EXTRACTED MATERIAL:
━━━━━━
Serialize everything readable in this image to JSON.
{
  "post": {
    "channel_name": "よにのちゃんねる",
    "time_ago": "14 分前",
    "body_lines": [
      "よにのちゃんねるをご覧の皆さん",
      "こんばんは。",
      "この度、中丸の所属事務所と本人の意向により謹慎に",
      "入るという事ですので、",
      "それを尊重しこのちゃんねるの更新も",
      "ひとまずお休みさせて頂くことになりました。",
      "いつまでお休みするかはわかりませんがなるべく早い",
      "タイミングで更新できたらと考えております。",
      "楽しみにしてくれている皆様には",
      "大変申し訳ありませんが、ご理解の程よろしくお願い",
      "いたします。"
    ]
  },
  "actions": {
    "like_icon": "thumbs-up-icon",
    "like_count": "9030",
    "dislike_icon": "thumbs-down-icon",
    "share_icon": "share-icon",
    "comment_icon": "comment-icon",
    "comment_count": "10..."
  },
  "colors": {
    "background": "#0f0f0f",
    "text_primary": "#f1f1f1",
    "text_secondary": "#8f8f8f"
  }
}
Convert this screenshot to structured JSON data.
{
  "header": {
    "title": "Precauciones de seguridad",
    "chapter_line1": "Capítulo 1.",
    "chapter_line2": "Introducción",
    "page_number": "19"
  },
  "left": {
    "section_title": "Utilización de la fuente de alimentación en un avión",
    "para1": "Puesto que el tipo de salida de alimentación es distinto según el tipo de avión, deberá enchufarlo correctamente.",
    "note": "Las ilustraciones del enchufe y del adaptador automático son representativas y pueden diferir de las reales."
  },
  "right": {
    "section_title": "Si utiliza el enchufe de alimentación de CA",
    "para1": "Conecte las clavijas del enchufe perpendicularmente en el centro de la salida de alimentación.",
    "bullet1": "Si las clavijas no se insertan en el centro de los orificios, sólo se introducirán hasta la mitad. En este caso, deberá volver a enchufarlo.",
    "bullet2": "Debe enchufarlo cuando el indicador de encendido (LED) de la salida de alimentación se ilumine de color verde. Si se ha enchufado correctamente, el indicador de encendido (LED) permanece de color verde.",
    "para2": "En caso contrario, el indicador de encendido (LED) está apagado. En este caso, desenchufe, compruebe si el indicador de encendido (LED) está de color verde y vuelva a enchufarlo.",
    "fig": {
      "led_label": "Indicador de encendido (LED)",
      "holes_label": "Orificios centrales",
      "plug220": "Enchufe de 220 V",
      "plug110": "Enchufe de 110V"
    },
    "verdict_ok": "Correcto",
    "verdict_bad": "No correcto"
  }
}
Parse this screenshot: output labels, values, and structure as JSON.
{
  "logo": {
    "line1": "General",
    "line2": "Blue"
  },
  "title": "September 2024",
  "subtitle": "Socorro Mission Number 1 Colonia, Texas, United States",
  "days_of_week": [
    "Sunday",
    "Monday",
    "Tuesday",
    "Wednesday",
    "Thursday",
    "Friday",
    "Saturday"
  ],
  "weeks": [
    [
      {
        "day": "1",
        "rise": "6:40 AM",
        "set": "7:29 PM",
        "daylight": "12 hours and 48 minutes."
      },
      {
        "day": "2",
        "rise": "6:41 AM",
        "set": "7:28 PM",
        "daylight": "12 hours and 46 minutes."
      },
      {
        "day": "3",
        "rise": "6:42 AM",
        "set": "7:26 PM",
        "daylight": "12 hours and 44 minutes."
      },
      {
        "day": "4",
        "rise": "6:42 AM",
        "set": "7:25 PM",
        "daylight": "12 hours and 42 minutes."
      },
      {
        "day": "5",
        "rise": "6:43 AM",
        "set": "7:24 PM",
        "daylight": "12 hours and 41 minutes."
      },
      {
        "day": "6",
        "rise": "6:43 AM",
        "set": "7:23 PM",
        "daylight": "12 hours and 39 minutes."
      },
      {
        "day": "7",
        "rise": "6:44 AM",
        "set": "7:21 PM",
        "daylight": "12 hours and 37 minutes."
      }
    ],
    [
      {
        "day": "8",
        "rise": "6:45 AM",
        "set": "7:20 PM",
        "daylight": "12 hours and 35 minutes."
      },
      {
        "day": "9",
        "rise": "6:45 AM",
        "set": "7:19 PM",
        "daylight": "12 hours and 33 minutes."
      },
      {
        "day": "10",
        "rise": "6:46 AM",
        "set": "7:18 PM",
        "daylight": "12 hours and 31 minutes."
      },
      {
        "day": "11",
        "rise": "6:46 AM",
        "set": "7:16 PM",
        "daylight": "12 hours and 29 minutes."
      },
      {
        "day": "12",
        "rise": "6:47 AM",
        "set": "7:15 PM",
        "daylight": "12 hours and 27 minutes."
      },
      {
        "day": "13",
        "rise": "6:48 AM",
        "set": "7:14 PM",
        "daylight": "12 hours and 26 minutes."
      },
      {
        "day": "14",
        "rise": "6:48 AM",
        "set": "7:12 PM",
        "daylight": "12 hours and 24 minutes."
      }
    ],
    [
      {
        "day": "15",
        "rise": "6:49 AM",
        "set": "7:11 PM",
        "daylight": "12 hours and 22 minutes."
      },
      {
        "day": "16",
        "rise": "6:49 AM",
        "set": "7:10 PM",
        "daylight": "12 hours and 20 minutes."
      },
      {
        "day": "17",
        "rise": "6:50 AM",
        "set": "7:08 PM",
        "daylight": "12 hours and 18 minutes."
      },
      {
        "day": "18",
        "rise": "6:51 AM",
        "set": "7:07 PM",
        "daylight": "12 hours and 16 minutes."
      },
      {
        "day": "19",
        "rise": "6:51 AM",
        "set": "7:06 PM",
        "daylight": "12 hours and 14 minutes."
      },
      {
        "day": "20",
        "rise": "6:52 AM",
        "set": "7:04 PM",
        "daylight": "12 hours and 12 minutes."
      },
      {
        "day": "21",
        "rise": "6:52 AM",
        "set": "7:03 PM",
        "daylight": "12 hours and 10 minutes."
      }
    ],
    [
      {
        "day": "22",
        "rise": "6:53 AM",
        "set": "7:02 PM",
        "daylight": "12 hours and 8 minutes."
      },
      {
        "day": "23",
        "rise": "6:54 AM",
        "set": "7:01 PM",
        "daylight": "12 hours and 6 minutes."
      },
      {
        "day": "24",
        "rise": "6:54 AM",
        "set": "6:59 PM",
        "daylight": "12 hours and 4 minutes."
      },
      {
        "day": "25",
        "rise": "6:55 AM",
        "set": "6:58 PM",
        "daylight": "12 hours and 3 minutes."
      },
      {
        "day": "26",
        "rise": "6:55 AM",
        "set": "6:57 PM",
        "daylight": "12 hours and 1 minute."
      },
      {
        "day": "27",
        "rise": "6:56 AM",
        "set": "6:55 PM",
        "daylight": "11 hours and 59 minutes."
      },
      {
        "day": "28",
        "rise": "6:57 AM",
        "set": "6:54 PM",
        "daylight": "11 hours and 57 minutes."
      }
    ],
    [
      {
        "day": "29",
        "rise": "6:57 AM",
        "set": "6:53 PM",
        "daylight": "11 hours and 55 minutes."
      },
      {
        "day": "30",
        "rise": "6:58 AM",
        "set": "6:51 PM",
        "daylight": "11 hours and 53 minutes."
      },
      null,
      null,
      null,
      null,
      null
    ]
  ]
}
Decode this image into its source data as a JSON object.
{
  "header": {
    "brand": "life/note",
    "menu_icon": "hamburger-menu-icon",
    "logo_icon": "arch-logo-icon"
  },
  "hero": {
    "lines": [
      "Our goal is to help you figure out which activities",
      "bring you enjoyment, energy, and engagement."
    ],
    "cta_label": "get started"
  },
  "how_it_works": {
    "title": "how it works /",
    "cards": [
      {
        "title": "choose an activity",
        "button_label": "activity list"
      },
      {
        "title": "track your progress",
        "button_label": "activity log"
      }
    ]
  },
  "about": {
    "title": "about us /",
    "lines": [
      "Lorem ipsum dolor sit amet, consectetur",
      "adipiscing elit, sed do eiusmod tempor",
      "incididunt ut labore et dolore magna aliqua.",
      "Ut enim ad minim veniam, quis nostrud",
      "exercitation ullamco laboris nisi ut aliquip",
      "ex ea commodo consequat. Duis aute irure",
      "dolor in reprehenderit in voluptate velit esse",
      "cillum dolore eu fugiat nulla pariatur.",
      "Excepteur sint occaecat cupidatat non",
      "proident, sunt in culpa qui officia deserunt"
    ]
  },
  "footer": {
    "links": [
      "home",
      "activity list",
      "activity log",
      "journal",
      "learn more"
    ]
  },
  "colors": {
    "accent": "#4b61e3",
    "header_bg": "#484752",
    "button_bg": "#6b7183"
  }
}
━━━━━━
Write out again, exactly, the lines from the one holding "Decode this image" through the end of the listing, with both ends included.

PROBLEM SOLUTION:
Decode this image into its source data as a JSON object.
{
  "header": {
    "brand": "life/note",
    "menu_icon": "hamburger-menu-icon",
    "logo_icon": "arch-logo-icon"
  },
  "hero": {
    "lines": [
      "Our goal is to help you figure out which activities",
      "bring you enjoyment, energy, and engagement."
    ],
    "cta_label": "get started"
  },
  "how_it_works": {
    "title": "how it works /",
    "cards": [
      {
        "title": "choose an activity",
        "button_label": "activity list"
      },
      {
        "title": "track your progress",
        "button_label": "activity log"
      }
    ]
  },
  "about": {
    "title": "about us /",
    "lines": [
      "Lorem ipsum dolor sit amet, consectetur",
      "adipiscing elit, sed do eiusmod tempor",
      "incididunt ut labore et dolore magna aliqua.",
      "Ut enim ad minim veniam, quis nostrud",
      "exercitation ullamco laboris nisi ut aliquip",
      "ex ea commodo consequat. Duis aute irure",
      "dolor in reprehenderit in voluptate velit esse",
      "cillum dolore eu fugiat nulla pariatur.",
      "Excepteur sint occaecat cupidatat non",
      "proident, sunt in culpa qui officia deserunt"
    ]
  },
  "footer": {
    "links": [
      "home",
      "activity list",
      "activity log",
      "journal",
      "learn more"
    ]
  },
  "colors": {
    "accent": "#4b61e3",
    "header_bg": "#484752",
    "button_bg": "#6b7183"
  }
}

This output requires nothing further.